Baltimore's City Council is expected to approve a charter amendment championed by Council President Bernard C. "Jack" Young that would increase city funding for programs that cater to children and teens.
The 15-member City Council has overwhelmingly supported Young's "Youth Fund," which would earmark 3 percent of the city's discretionary spending for youth-focused initiatives. The measure must be approved by city voters to take effect and would result in about $30 million more for youth programming, such as privately run recreation centers and fitness activities.
Mayor Stephanie Rawlings-Blake has said the bill, up for a vote Tuesday, is fiscally irresponsible. Her spokesman, Howard Libit, said last week she remains opposed despite the council's unanimous support of Young's plan.
"We're not threatening vetoes at this point," Libit said. "We still hope the council will see that this is not the right decision for the long-term fiscal health of the city. All of us support putting resources to our youth, but locking up the budget for special interests hamstrings future mayors and councils and leaves the city unable to respond to unexpected financial needs."
The Rawlings-Blake administration says the city will spend $372 million on services for children and youths this year, which is 15 percent of the current operating budget. That amount is 4 percent more than the city spent last year.
If Rawlings-Blake vetoes the bill, the council will plan its first override of a mayoral veto in recent memory, said Lester Davis, a spokesman for Young. Rawlings-Blake has vetoed only four bills during her six years as mayor.
"This Youth Fund has overwhelming support from the council and overwhelming support from parents, teachers and children," Davis said "We understand [the administration has] concerns, but other cities have shown us: When you invest in young people, the only outcome is positive things for our children."
Davis said he hoped the mayor would join the council in supporting the bill.
"This could be a Young-Rawlings-Blake partnership for the children of Baltimore," Davis said.
Also Tuesday, the council is expected to give preliminary approval to a $17.5 million tax-increment-financing deal for the real estate firm developing the University of Maryland Baltimore BioPark.

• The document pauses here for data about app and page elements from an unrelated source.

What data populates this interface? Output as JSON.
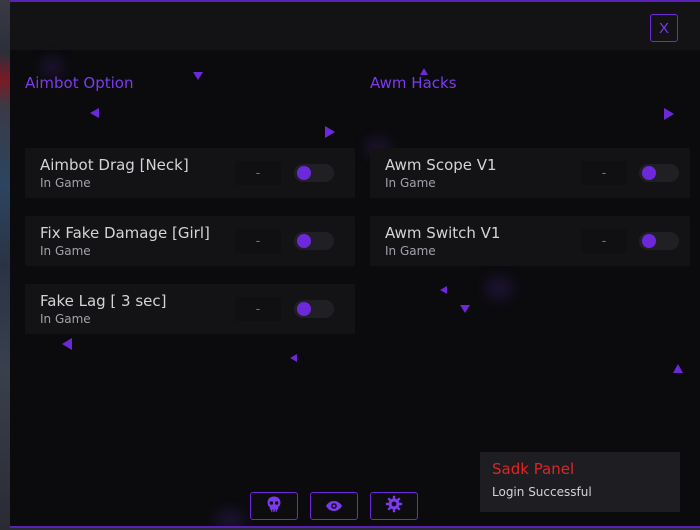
{
  "window": {
    "close_label": "X"
  },
  "sections": {
    "left_title": "Aimbot Option",
    "right_title": "Awm Hacks"
  },
  "options_left": [
    {
      "name": "Aimbot Drag [Neck]",
      "sub": "In Game",
      "key": "-",
      "enabled": false
    },
    {
      "name": "Fix Fake Damage [Girl]",
      "sub": "In Game",
      "key": "-",
      "enabled": false
    },
    {
      "name": "Fake Lag [ 3 sec]",
      "sub": "In Game",
      "key": "-",
      "enabled": false
    }
  ],
  "options_right": [
    {
      "name": "Awm Scope V1",
      "sub": "In Game",
      "key": "-",
      "enabled": false
    },
    {
      "name": "Awm Switch V1",
      "sub": "In Game",
      "key": "-",
      "enabled": false
    }
  ],
  "bottom_icons": [
    "skull-icon",
    "eye-icon",
    "gear-icon"
  ],
  "toast": {
    "title": "Sadk Panel",
    "message": "Login Successful"
  },
  "colors": {
    "accent": "#7c3aed",
    "toast_title": "#dc2626",
    "background": "#0b0b0e"
  }
}
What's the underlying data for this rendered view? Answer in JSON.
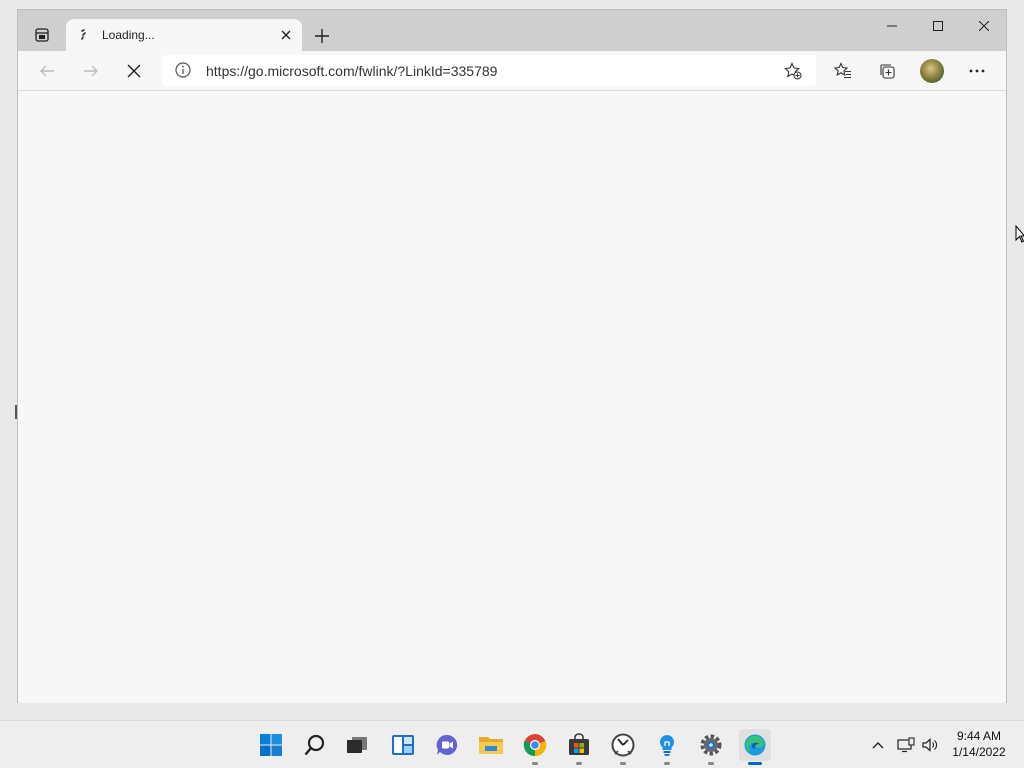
{
  "browser": {
    "tab": {
      "title": "Loading...",
      "favicon": "loading-spinner-icon"
    },
    "address": {
      "url": "https://go.microsoft.com/fwlink/?LinkId=335789"
    },
    "toolbar_icons": [
      "back-arrow-icon",
      "forward-arrow-icon",
      "stop-loading-icon",
      "site-info-icon",
      "add-favorite-icon",
      "favorites-icon",
      "collections-icon",
      "profile-avatar",
      "more-icon"
    ]
  },
  "taskbar": {
    "apps": [
      "windows-start-icon",
      "search-icon",
      "task-view-icon",
      "widgets-icon",
      "teams-chat-icon",
      "file-explorer-icon",
      "chrome-icon",
      "store-icon",
      "clock-app-icon",
      "tips-icon",
      "settings-icon",
      "edge-icon"
    ],
    "tray": {
      "time": "9:44 AM",
      "date": "1/14/2022"
    }
  },
  "colors": {
    "accent": "#0067c0",
    "window_bg": "#f7f7f7",
    "tabstrip": "#cfcfcf"
  }
}
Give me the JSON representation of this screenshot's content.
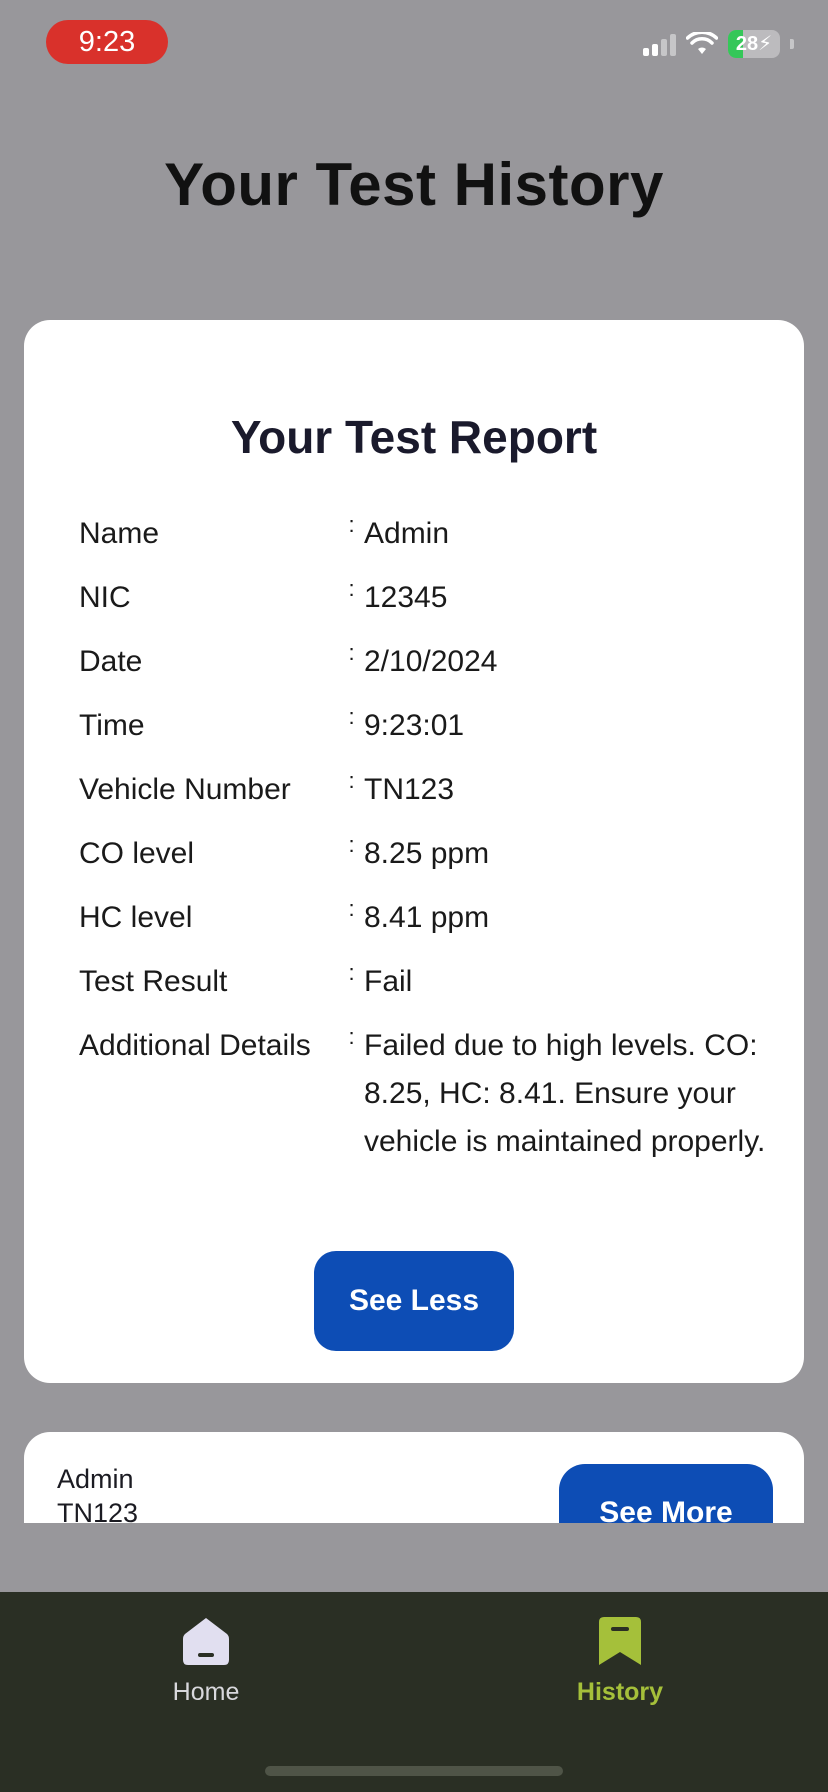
{
  "status_bar": {
    "time": "9:23",
    "battery": "28",
    "battery_level_percent": 28,
    "icons": [
      "signal-icon",
      "wifi-icon",
      "battery-charging-icon"
    ]
  },
  "page": {
    "title": "Your Test History"
  },
  "report": {
    "title": "Your Test Report",
    "rows": [
      {
        "label": "Name",
        "value": "Admin"
      },
      {
        "label": "NIC",
        "value": "12345"
      },
      {
        "label": "Date",
        "value": "2/10/2024"
      },
      {
        "label": "Time",
        "value": "9:23:01"
      },
      {
        "label": "Vehicle Number",
        "value": "TN123"
      },
      {
        "label": "CO level",
        "value": "8.25 ppm"
      },
      {
        "label": "HC level",
        "value": "8.41 ppm"
      },
      {
        "label": "Test Result",
        "value": "Fail"
      },
      {
        "label": "Additional Details",
        "value": "Failed due to high levels. CO: 8.25, HC: 8.41. Ensure your vehicle is maintained properly."
      }
    ],
    "separator": ":",
    "see_less_label": "See Less"
  },
  "next_card": {
    "name": "Admin",
    "vehicle": "TN123",
    "see_more_label": "See More"
  },
  "tabbar": {
    "tabs": [
      {
        "label": "Home",
        "icon": "home-icon",
        "active": false
      },
      {
        "label": "History",
        "icon": "bookmark-icon",
        "active": true
      }
    ],
    "colors": {
      "active": "#a5c03a",
      "inactive": "#d8d8dc",
      "background": "#2a2f24"
    }
  },
  "colors": {
    "button": "#0d4db5",
    "page_background": "#98979b",
    "status_time_pill": "#d9312b"
  }
}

The subsidy for the roughly $110 million project is designed to help BioPark developer Wexford Science & Technology lure a branch of the Cambridge Innovation Center to Baltimore. The Massachusetts-based firm provides shared working space to startups and would lease about 40 percent of the 250,000-square- foot building.
Additionally, the council is slated to approve $533,000 to hire additional crime scene analysts to bolster the Police Department's forensics lab and give the city's civilian review board more staffing to investigate police misconduct complaints.
The crime lab — which will receive a projected 15,000 requests this year to investigate homicides, burglaries and other crimes — would use $347,000 to buy new equipment and add eight technicians to a team of 28. They would also bring on two more lab supervisors, giving them a total of five.
Another $186,000 would be spent to give the civilian review board a mediator, a community liaison and an additional investigator.
City Councilman Carl Stokes, chairman of the economic development committee, said he would only allow the proposed subsidy to move forward Tuesday if the developer and surrounding communities signed a "community benefits agreement."
The agreement establishes a more than $1 million community fund that would grow each year and help with parking problems, development of Hollins Market and job creation, among other community concerns.
"I said to all parties that I would not move the bill out of committee unless there is a community benefits agreement signed by all of the communities around the project," Stokes said. "In fact, everyone did come together and negotiate an agreement."